The U.S. administration of President Joe Biden plans to expand the scope of its sweeping semiconductor export controls on China that seek to hobble the Asian power's efforts to develop advanced technologies for military purposes, sources familiar with the matter said Thursday.
The plan is aimed at matching Japan's upgraded restrictions, according to the sources, as Tokyo will add 23 devices to its existing list starting in July.
Japan's revised list, which will go beyond current U.S. curbs, is set to include different kinds of cutting-edge equipment for cleaning, lithography and etching that are needed to produce the most high-end types of chips.
A senior U.S. official is believed to have told Japan and the Netherlands of the plan, which could cause further friction in relations between Washington and Beijing.

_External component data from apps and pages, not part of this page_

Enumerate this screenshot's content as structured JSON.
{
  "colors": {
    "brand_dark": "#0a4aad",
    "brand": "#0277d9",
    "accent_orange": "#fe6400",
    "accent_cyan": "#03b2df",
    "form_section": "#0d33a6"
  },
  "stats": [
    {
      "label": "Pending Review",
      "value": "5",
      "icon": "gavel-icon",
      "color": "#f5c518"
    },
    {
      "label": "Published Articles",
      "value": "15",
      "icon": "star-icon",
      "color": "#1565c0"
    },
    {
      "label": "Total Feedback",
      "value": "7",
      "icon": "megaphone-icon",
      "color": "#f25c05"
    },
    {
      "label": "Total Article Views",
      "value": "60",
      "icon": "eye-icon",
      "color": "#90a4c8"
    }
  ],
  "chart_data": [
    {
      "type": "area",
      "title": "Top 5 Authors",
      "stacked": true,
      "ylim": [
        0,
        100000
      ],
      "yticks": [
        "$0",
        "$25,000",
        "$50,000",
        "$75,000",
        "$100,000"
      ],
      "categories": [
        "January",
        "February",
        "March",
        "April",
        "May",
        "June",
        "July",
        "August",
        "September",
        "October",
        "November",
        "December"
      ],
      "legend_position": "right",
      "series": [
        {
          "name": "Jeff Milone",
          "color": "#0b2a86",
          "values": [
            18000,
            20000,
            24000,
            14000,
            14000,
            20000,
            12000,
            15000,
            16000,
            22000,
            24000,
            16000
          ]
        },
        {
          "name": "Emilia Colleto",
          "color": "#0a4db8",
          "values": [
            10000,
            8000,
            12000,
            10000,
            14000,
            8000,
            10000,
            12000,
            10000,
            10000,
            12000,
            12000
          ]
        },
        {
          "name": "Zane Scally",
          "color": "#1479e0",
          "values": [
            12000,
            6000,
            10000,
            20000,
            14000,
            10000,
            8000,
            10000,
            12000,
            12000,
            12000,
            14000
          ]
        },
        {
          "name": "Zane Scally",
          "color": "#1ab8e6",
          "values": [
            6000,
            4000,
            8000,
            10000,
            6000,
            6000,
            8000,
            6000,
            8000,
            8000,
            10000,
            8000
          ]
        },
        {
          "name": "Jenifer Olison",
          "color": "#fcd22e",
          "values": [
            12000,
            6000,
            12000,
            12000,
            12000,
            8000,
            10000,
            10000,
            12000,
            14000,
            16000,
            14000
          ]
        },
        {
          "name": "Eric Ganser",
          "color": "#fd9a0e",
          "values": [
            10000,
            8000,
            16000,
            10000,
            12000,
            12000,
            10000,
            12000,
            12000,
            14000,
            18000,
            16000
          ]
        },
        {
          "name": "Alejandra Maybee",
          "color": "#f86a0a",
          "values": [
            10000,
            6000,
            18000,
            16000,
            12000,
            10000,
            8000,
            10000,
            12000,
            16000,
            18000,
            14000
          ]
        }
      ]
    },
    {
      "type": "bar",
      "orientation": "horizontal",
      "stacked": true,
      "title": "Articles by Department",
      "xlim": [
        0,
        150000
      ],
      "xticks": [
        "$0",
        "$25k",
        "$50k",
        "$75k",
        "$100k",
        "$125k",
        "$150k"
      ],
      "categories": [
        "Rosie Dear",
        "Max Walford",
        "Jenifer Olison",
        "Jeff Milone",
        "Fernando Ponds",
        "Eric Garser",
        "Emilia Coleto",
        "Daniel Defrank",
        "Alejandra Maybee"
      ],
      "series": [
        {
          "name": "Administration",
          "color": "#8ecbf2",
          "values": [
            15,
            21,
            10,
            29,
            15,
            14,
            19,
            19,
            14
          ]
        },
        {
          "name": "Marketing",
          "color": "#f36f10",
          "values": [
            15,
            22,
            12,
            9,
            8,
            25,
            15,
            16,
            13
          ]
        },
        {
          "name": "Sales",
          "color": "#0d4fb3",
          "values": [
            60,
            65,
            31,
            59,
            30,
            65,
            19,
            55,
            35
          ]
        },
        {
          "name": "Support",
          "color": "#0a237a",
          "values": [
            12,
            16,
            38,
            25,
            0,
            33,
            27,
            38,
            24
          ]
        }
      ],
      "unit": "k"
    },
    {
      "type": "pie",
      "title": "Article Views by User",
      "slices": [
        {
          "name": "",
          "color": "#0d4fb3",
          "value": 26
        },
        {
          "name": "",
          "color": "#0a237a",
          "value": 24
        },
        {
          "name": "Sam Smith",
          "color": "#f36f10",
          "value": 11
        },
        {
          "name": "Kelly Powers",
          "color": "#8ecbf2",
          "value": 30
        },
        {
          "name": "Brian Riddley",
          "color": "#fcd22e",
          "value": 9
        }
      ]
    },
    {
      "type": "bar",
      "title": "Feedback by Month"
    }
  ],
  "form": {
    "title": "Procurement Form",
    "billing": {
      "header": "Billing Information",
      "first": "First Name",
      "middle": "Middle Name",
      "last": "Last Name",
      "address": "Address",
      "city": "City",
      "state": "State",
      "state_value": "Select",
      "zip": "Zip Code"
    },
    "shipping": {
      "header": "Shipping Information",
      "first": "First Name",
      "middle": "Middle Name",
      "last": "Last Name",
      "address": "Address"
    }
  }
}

The plan comes as the United States and China agreed to have increased communication at senior levels following months of elevated tensions between the two countries.
U.S. Secretary of State Antony Blinken wrapped up his two-day visit to Beijing on Monday, during which he agreed with Chinese President Xi Jinping and senior Chinese diplomats on the importance of stabilizing bilateral ties.
Reflecting Washington's complicated and difficult relationship with Beijing, Blinken's visit was the first to China by a U.S. secretary of state since 2018.
Blinken told a press conference in Beijing at the end of his trip that his "candid" in-person discussions with the Chinese officials had achieved the goals of reducing the risk of misinterpretation and helping to ensure that intense competition between the world's two largest economies does not veer into conflict.
Still, with China's rise in mind, the United States has been stepping up its efforts to reinforce supply chains for semiconductors and other key industrial products with its allies and partners.
After announcing in October a set of export curbs on certain advanced computing chips and related items, the Biden administration asked Japan and the Netherlands, where leading chip-producing equipment makers are based, for cooperation to stymie China's access to high-tech devices.
The curbs included restricting items made in foreign countries using U.S. technologies from being exported to China.
China has reacted sharply to the U.S. move, filing a complaint with the World Trade Organization in December accusing Washington of abusing export curbs under the guise of protecting national security.
In January, Japan and the Netherlands agreed to join the United States in curtailing exports of advanced technologies that China could use to develop artificial intelligence and modernize its military capabilities.
Following the three-way agreement, Japan unveiled its additional measures in March, which are set to take effect on July 23.